Monday 30 April 2018 5.13pm
Viaggio in Italia (aka. Journey to Italy) 1954
A Roberto Rossellini Film
“If you hadn’t called me now, I would have thrown myself into the sea.”
“Isn’t that a little extreme?”
“Maybe, but it is what I would have done.
– Journey to Italy (1954)
It’s very interesting that Journey to Italy is the Rossellini film which frequently pops up on the Top 100 Films Ever list because on first viewing it isn’t the film that I would pick for being exceptional. Maybe because it is loosely structured and drifts, aimlessly at times, it is seen as a forerunner to Antonioni’s L’Avventura (1960) and Godard’s films like A bout de soufflé (1960) and Pierrot le fou (1965).
Katherine and Alex are a married couple travelling in Italy. His Uncle has died and he’s inherited a beautiful house which he is keen to sell as quickly as possible. He is a business man who is quickly shown to be someone who is easily bored, judgmental and dissmmissive. His work is his life and taking time to visit Italy like a tourist annoys him. He would rather have flow in, organised the sale of the property, flown out, and been home a week ago. During the course of these few days together their marriage starts to unravel.
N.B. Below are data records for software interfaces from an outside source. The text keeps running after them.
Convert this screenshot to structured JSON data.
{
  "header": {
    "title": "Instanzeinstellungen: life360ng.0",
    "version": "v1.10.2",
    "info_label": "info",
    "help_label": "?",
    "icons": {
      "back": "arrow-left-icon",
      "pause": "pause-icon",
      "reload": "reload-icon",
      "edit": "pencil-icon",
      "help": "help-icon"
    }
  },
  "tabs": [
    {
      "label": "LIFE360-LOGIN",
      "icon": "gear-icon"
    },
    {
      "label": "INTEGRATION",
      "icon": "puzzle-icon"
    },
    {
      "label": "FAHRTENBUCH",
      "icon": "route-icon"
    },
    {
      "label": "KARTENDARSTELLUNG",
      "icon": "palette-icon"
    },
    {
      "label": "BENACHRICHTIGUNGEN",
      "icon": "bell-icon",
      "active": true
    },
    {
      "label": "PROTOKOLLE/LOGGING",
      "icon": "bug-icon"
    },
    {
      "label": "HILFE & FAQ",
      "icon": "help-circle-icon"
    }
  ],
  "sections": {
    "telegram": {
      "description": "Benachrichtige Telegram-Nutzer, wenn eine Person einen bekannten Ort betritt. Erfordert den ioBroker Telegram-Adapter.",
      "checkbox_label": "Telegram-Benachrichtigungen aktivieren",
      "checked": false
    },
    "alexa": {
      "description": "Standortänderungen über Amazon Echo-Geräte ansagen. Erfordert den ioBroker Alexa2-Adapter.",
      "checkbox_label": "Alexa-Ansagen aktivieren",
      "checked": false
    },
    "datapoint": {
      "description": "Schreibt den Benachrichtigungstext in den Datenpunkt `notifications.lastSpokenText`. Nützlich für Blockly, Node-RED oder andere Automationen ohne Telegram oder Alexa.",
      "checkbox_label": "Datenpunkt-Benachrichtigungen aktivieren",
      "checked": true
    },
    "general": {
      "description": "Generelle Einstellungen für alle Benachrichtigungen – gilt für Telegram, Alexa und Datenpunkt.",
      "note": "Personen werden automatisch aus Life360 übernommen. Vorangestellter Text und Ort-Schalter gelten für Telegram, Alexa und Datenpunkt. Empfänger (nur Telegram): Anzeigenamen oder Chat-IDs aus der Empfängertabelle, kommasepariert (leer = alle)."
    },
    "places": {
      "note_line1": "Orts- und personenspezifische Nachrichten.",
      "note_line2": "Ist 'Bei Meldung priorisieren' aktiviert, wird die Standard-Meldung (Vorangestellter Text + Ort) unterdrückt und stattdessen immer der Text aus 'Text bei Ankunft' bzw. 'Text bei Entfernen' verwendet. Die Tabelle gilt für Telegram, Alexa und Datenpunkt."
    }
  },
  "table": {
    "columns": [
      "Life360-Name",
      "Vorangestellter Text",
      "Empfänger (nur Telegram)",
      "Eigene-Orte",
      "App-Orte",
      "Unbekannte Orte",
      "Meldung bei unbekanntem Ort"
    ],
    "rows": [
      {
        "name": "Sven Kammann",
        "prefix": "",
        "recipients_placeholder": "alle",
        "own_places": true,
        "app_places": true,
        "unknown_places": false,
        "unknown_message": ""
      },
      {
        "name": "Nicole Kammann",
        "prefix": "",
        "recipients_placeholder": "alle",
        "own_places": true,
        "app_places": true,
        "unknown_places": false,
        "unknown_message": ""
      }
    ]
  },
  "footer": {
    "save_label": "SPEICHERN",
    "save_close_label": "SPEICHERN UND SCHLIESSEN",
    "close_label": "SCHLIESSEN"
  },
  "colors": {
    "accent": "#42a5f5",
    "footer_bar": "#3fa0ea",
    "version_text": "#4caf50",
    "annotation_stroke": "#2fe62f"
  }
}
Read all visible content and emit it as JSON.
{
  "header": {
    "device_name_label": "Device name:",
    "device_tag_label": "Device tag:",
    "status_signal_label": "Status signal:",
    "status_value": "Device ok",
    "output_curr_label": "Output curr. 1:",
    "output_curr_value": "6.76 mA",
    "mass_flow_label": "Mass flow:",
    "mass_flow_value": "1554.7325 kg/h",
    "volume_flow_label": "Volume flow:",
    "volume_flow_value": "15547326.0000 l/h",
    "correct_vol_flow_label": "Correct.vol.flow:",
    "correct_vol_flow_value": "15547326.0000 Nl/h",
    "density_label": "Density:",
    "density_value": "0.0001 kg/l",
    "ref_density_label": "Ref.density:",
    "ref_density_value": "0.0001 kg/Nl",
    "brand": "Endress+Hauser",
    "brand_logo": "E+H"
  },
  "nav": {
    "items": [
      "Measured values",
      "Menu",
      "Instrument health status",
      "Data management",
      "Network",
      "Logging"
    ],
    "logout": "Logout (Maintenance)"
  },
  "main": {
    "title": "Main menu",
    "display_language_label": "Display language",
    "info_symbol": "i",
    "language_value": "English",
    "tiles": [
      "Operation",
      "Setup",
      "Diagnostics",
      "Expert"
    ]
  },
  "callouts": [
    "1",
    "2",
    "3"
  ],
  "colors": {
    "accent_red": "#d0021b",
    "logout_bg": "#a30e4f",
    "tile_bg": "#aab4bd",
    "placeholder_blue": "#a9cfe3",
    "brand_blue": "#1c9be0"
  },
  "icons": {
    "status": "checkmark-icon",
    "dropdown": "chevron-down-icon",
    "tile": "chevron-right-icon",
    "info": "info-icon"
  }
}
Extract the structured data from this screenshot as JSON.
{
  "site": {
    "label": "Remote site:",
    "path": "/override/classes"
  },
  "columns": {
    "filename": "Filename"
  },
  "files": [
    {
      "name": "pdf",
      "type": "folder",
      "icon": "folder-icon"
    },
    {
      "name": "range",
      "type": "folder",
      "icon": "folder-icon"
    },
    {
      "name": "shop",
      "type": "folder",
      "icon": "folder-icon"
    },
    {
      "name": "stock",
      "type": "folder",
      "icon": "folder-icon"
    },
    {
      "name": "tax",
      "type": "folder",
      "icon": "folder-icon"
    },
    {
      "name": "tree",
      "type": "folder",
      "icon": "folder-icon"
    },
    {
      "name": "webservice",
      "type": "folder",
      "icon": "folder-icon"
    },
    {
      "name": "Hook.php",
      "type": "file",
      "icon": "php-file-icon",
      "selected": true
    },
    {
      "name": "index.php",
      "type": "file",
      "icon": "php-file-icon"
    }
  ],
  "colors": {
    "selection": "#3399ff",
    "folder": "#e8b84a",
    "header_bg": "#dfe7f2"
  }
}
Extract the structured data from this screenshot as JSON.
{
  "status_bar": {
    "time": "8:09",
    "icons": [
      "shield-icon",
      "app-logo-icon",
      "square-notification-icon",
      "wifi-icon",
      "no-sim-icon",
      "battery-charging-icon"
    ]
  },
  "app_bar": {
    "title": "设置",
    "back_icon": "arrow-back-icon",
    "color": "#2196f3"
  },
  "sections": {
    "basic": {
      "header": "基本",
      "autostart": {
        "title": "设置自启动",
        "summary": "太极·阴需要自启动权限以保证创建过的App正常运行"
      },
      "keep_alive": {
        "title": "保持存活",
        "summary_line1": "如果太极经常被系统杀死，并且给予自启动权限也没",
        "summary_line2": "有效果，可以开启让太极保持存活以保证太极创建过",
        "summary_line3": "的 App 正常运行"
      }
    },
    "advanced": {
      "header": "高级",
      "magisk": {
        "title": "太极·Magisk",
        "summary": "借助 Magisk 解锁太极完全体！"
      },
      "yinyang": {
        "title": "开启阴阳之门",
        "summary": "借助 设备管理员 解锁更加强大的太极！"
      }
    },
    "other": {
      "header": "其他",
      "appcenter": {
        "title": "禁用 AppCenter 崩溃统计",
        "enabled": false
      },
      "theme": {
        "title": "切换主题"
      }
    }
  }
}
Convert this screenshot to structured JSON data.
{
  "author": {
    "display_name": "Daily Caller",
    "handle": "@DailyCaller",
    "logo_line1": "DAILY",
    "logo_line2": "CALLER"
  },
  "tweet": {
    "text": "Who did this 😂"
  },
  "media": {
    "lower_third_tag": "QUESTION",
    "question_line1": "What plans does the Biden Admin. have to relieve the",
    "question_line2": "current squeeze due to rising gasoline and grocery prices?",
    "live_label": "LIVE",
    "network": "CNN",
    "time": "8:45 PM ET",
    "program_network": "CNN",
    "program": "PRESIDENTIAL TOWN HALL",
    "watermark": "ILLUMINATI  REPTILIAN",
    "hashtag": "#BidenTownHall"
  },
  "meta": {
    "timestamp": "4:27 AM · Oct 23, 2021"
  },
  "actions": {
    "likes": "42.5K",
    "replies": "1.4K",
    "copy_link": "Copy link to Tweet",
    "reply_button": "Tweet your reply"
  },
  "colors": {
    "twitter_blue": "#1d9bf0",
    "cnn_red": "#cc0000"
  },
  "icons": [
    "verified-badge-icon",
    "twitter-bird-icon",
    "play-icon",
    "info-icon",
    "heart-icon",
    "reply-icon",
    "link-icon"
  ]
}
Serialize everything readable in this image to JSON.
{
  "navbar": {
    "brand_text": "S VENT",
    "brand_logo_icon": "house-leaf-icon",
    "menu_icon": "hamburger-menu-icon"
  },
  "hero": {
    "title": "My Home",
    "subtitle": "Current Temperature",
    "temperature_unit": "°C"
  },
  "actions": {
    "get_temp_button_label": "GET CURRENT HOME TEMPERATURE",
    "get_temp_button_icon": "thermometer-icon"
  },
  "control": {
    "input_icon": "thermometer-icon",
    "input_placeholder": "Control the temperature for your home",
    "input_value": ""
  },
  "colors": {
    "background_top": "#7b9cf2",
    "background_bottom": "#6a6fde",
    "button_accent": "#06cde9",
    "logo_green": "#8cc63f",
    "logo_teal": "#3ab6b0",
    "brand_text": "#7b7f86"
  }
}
In terms of a storyline it doesn’t lay a solid foundation for the change in behaviour of the couple from their first moments together in the car at the beginning. Things seem fine. Sure, he is opinionated and likes rubbishing things he doesn’t understand but it doesn’t mean that the relationship is already floundering. So, the reasons which change their feelings for each other, pulling them apart, and the sudden last minute reconciliation are awkward and unconvincing, if it is judged as a straightforward drama. If it is actually a groundbreaking film because of all these things, then what it does is more impressionistic than realistic. It’s like a series of scenes that are pulled out of their journey in Italy, and the connecting scenes that would have shown the breakdown little by little are omitted. The story throws a blanket over the story about their relationship in one scene in particular, in their hotel room, towards the beginning of the film. Katherine makes a comment to Alex, “This is the first time we’ve been really alone, ever since we married.” His response is as if it had never occurred to him, “Yes, I suppose it is.”
The basis for believing everything that follows about how they feel towards each other and the state of their marriage is covered by this and another line. George Sanders response can be taken as sarcastic/ironic (which is almost his trademark as an actor) or a realisation. It seems to me that it is more of the former and less of the latter.
Alex: Are you sure you know when I’m happy?
Katherine: No, ever since we left on this trip I’m not so sure. I realise for the first time that we are like strangers.
Alex: That’s right. After eight years of marriage it seems that we don’t know anything about each other.